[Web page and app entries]

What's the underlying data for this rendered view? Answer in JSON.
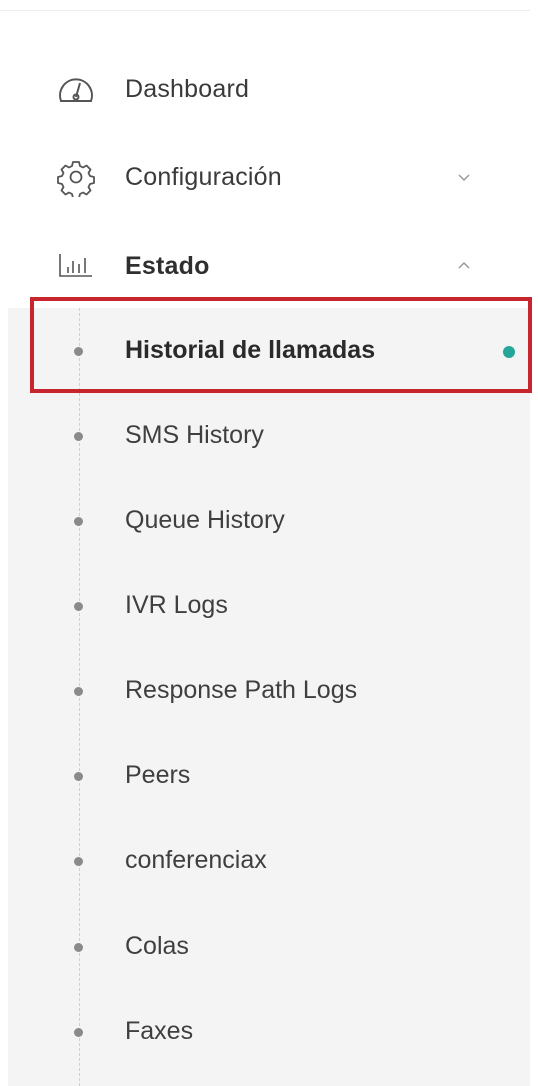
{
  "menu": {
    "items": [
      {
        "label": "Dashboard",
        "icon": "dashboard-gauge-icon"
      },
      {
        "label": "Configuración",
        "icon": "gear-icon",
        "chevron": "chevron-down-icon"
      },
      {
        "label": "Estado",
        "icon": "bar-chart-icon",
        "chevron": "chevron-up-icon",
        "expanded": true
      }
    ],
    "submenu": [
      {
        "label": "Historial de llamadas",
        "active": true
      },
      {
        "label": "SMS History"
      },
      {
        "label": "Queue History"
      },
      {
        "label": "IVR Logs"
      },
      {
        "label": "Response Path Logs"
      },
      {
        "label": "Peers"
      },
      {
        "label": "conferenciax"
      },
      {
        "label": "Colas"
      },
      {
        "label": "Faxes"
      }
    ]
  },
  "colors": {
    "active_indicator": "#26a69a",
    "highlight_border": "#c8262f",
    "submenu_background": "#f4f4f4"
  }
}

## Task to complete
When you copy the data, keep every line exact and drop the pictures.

## Written response
What's the underlying data for this rendered view? Answer in JSON.
{
  "menu": {
    "items": [
      {
        "label": "Dashboard",
        "icon": "dashboard-gauge-icon"
      },
      {
        "label": "Configuración",
        "icon": "gear-icon",
        "chevron": "chevron-down-icon"
      },
      {
        "label": "Estado",
        "icon": "bar-chart-icon",
        "chevron": "chevron-up-icon",
        "expanded": true
      }
    ],
    "submenu": [
      {
        "label": "Historial de llamadas",
        "active": true
      },
      {
        "label": "SMS History"
      },
      {
        "label": "Queue History"
      },
      {
        "label": "IVR Logs"
      },
      {
        "label": "Response Path Logs"
      },
      {
        "label": "Peers"
      },
      {
        "label": "conferenciax"
      },
      {
        "label": "Colas"
      },
      {
        "label": "Faxes"
      }
    ]
  },
  "colors": {
    "active_indicator": "#26a69a",
    "highlight_border": "#c8262f",
    "submenu_background": "#f4f4f4"
  }
}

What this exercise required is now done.